John: You had me until the Tebow comments. I’m on record saying I’m skeptical that he’s a long-term answer at quarterback in the NFL. He hasn’t done enough to make me feel otherwise, and at the same time, what he did in Denver is intriguing enough that it can’t be 100 percent ignored. I don’t know that he’ll get many more chances, but my guess is he gets at least one more. Perhaps that will be here and perhaps it won’t. Still, any player move wouldn’t be a statement of disloyalty but a move to do something, anything, to improve the team. Question whether the move would work if you like, but not the intent.
Chuck from Summerville, SC:
What do you think the possibility of having three quarterbacks, one being the one that shall not be named, and the others being Gabbert and Henne, through training camp and pre-season, then keeping the two top guys?
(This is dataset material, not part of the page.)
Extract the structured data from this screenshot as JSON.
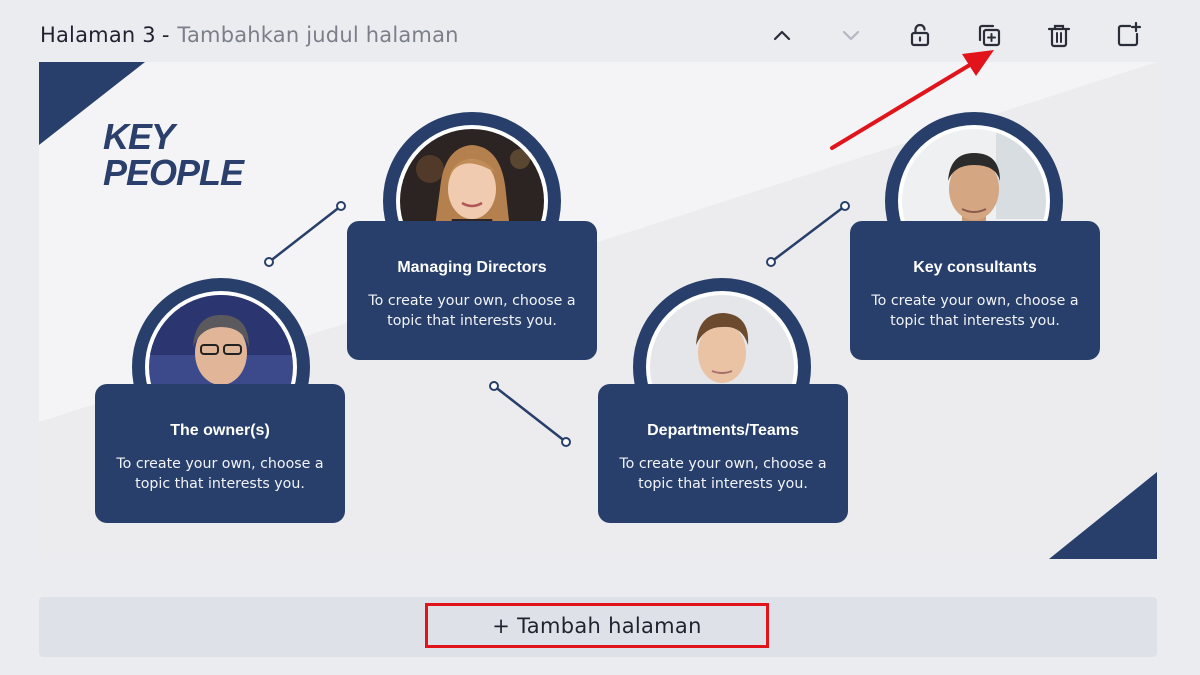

I know if Tebow doesn't win the job some people will say that we didn't give him enough time but at least we can say we tried.
John: I wouldn’t be shocked if that scenario plays out. The thing you wonder with both Tebow and Gabbert is that each is in a situation where very few things will be answered until the regular season. If a team signs Tebow and doesn’t give him a chance to start in the regular season, his supporters will say, “But he wasn’t given a chance; he’s not a practice player; he’s a gamer.” His history suggests that may be true. If the Jaguars make Gabbert the starter entering the season, people will point to him looking very good in OTAs, training camp and the preseason last year and say, “Nothing matters until the regular season. What’s he done in the games?” If any of those three players are starting at quarterback for the Jaguars on opening day next season, there will be more arguments against than for. It’s not the ideal situation, but we’re discussing it an awful lot, so it seems, alas, it’s indeed the situation the team faces.